Has the pandemic re-focused our values? Have we learned we can live with less? We would argue, yes. Consumers can live with less, and can re-learn how to shop. The fashion adage “less is more” feels an appropriate remedy.
Until the pandemic is under control, the apparel industry cannot thrive as it did in the past. And perhaps it shouldn’t. The past 40 years have seen a dramatic uptick in production and consumption, creating an unsustainable downturn in retail prices.
For the sake of low prices, brands stopped valuing their suppliers (think farmers, spinners, weavers and garment makers), and that trickles down to a consumer who ultimately feels ‘If I can buy jeans for $20, then that must be what they’re worth.’ To quote the outgoing, Twitter-prone president: “SAD.”
And it’s not just the pandemic that has caught fashion on its back foot. Weather-related disasters from climate change have left plenty of companies scrambling to move orders elsewhere or cancel them.

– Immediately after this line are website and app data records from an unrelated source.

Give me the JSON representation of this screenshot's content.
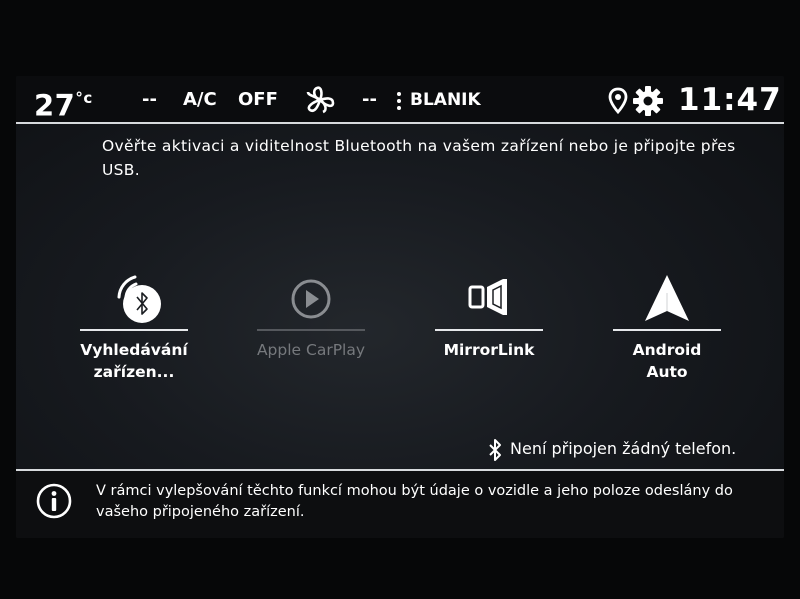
{
  "status_bar": {
    "temperature": "27",
    "temperature_unit": "°c",
    "fan_left": "--",
    "ac_label": "A/C",
    "ac_state": "OFF",
    "fan_right": "--",
    "blanik_label": "BLANIK",
    "clock": "11:47"
  },
  "main": {
    "instruction": "Ověřte aktivaci a viditelnost Bluetooth na vašem zařízení nebo je připojte přes USB.",
    "tiles": [
      {
        "label": "Vyhledávání zařízen...",
        "icon": "bluetooth-search-icon",
        "enabled": true
      },
      {
        "label": "Apple CarPlay",
        "icon": "carplay-play-icon",
        "enabled": false
      },
      {
        "label": "MirrorLink",
        "icon": "mirrorlink-icon",
        "enabled": true
      },
      {
        "label": "Android Auto",
        "icon": "android-auto-icon",
        "enabled": true
      }
    ],
    "phone_status": "Není připojen žádný telefon."
  },
  "info_bar": {
    "text": "V rámci vylepšování těchto funkcí mohou být údaje o vozidle a jeho poloze odeslány do vašeho připojeného zařízení."
  },
  "colors": {
    "text": "#ffffff",
    "disabled": "#76797d",
    "divider": "#d7dadd",
    "background": "#171a1f"
  }
}
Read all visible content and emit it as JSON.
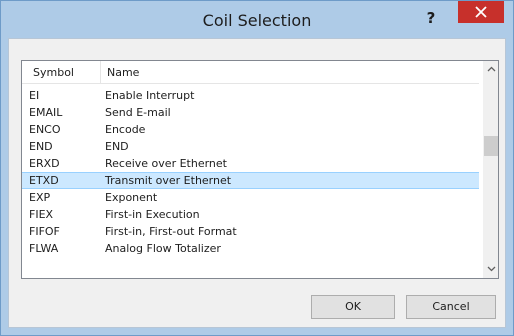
{
  "window": {
    "title": "Coil Selection",
    "help_label": "?"
  },
  "list": {
    "columns": [
      "Symbol",
      "Name"
    ],
    "rows": [
      {
        "symbol": "EI",
        "name": "Enable Interrupt",
        "selected": false
      },
      {
        "symbol": "EMAIL",
        "name": "Send E-mail",
        "selected": false
      },
      {
        "symbol": "ENCO",
        "name": "Encode",
        "selected": false
      },
      {
        "symbol": "END",
        "name": "END",
        "selected": false
      },
      {
        "symbol": "ERXD",
        "name": "Receive over Ethernet",
        "selected": false
      },
      {
        "symbol": "ETXD",
        "name": "Transmit over Ethernet",
        "selected": true
      },
      {
        "symbol": "EXP",
        "name": "Exponent",
        "selected": false
      },
      {
        "symbol": "FIEX",
        "name": "First-in Execution",
        "selected": false
      },
      {
        "symbol": "FIFOF",
        "name": "First-in, First-out Format",
        "selected": false
      },
      {
        "symbol": "FLWA",
        "name": "Analog Flow Totalizer",
        "selected": false
      }
    ]
  },
  "buttons": {
    "ok_label": "OK",
    "cancel_label": "Cancel"
  },
  "icons": {
    "close": "close-icon",
    "scroll_up": "scroll-up-icon",
    "scroll_down": "scroll-down-icon"
  },
  "colors": {
    "title_bar": "#aecbe7",
    "close_button": "#c7302b",
    "selection": "#cce8ff"
  }
}
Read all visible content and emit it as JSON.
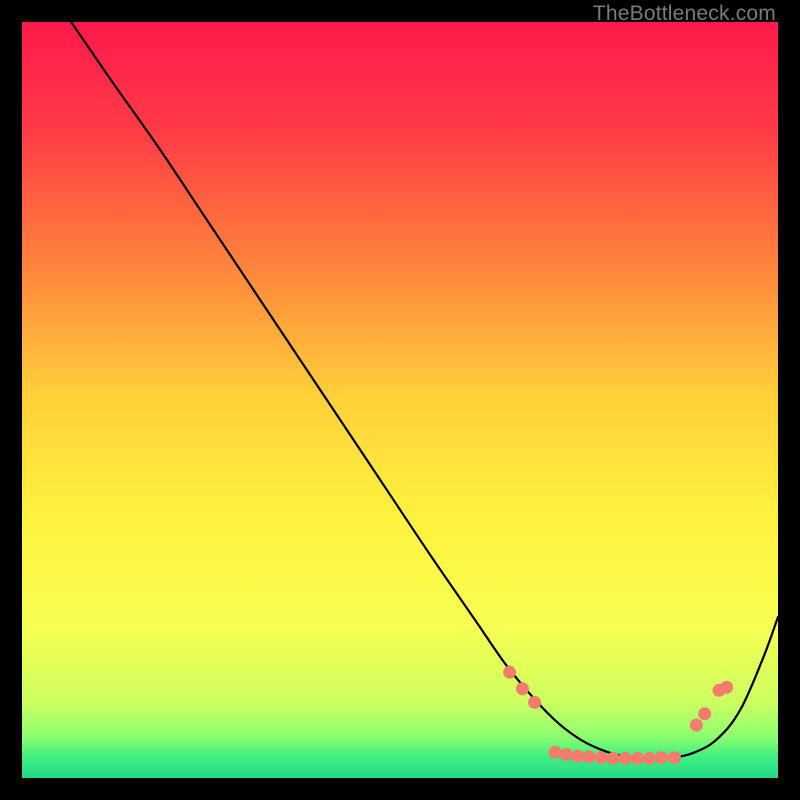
{
  "watermark": "TheBottleneck.com",
  "chart_data": {
    "type": "line",
    "title": "",
    "xlabel": "",
    "ylabel": "",
    "xlim": [
      0,
      100
    ],
    "ylim": [
      0,
      100
    ],
    "grid": false,
    "legend": false,
    "background_gradient": {
      "stops": [
        {
          "offset": 0.0,
          "color": "#ff1a4b"
        },
        {
          "offset": 0.14,
          "color": "#ff3a47"
        },
        {
          "offset": 0.3,
          "color": "#ff7a3c"
        },
        {
          "offset": 0.5,
          "color": "#ffd23a"
        },
        {
          "offset": 0.66,
          "color": "#fff33e"
        },
        {
          "offset": 0.8,
          "color": "#f6ff52"
        },
        {
          "offset": 0.9,
          "color": "#ccff60"
        },
        {
          "offset": 0.945,
          "color": "#8dff70"
        },
        {
          "offset": 0.97,
          "color": "#46f07e"
        },
        {
          "offset": 1.0,
          "color": "#1fd98a"
        }
      ]
    },
    "series": [
      {
        "name": "bottleneck-curve",
        "color": "#000000",
        "stroke_width": 2.2,
        "x": [
          6.5,
          12,
          18,
          24,
          30,
          36,
          42,
          48,
          54,
          60,
          64,
          68,
          71,
          74,
          77,
          80,
          83,
          86,
          89,
          92,
          95,
          98,
          100
        ],
        "y": [
          100,
          92,
          83.5,
          74.5,
          65.5,
          56.5,
          47.5,
          38.5,
          29.5,
          20.8,
          15,
          10.2,
          7.2,
          5.0,
          3.6,
          2.8,
          2.6,
          2.7,
          3.4,
          5.2,
          9.0,
          15.8,
          21.3
        ]
      }
    ],
    "markers": {
      "name": "highlight-dots",
      "color": "#f47c6d",
      "radius": 6.5,
      "points": [
        {
          "x": 64.5,
          "y": 14.0
        },
        {
          "x": 66.2,
          "y": 11.8
        },
        {
          "x": 67.8,
          "y": 10.0
        },
        {
          "x": 70.5,
          "y": 3.4
        },
        {
          "x": 72.0,
          "y": 3.1
        },
        {
          "x": 73.5,
          "y": 2.9
        },
        {
          "x": 75.0,
          "y": 2.8
        },
        {
          "x": 76.6,
          "y": 2.7
        },
        {
          "x": 78.2,
          "y": 2.6
        },
        {
          "x": 79.8,
          "y": 2.6
        },
        {
          "x": 81.4,
          "y": 2.6
        },
        {
          "x": 83.0,
          "y": 2.6
        },
        {
          "x": 84.6,
          "y": 2.7
        },
        {
          "x": 86.3,
          "y": 2.7
        },
        {
          "x": 89.2,
          "y": 7.0
        },
        {
          "x": 90.3,
          "y": 8.5
        },
        {
          "x": 92.2,
          "y": 11.6
        },
        {
          "x": 93.2,
          "y": 12.0
        }
      ]
    }
  }
}
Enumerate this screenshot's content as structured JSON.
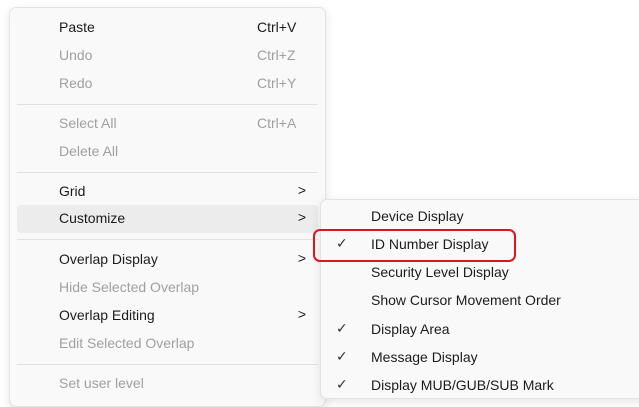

Shoddy infrastructure in manufacturing hotspots has resulted in thousands of deaths and broken communities unable to support themselves.
Out of necessity, many online chats, webinars, and other virtual gatherings have sprouted up seemingly overnight during the pandemic. Still, they have done little to address the fundamental problems facing the industry. It’s like being trapped on some cable news programme forever doomed to endure the pontification of the same few talking heads over and over again – while missing the point of the conversation in the first place.
“Virtual gatherings are little more than echo chambers retreading the same tropes over and over again: transparency, recycling infrastructure, and circular design”
Often these virtual gatherings are little more than echo chambers retreading the same tropes over and over again – typically with the same speakers, too. For instance, everyone addresses the need for transparency, recycling infrastructure, and circular design. Still, we won’t know for some time if CEOs are green-lighting this kind of change and, if so, to what degree.
Some brands have made bold proclamations on setting sustainability goals for 2025, 2030 and beyond. Great! But why haven’t we seen many concrete public statements about slowing down the fashion calendar, reducing volume, and by the way, what is the real cost of clothing in 2021?
In our case, we’re an industry built for a time that doesn’t exist anymore. All the online chats and webinars fundamentally miss that. Some companies will fight to return to the status quo, while others will break out and try new things, anything to bring in shoppers. Meanwhile, the most sustainable thing we can do is simple: buy less.
Reestablishing connections with customers
We’ve touched on politics, economics, and the global pandemic – all serious challenges for our industry. Moreover, the fast-fashion model of apparel production and consumption faces even fiercer headwinds from a weakened and distracted consumer. And, make no mistake, consumer attitudes are changing.
Consequently, brands that speak to customers most authentically right now will likely come out stronger in the long run, particularly when the pandemic has run its course. Many brands found their voice this year as they confronted the shortcomings of previous business practices that have been in plain sight all along, only never acted upon – it cost too much.
With many consumers focused on necessity purchases right now, they need to feel good about what they’re buying and from whom they’re buying. Consumers are looking for transparency and a story that they can believe. And be confident that their clothes are sustainable. Yeah, the health of the Earth matters a lot these days.
What’s needed now more than ever are systemic changes in how and where our industry does business. Otherwise, we will continue to drip water on fires that should have never started in the first place.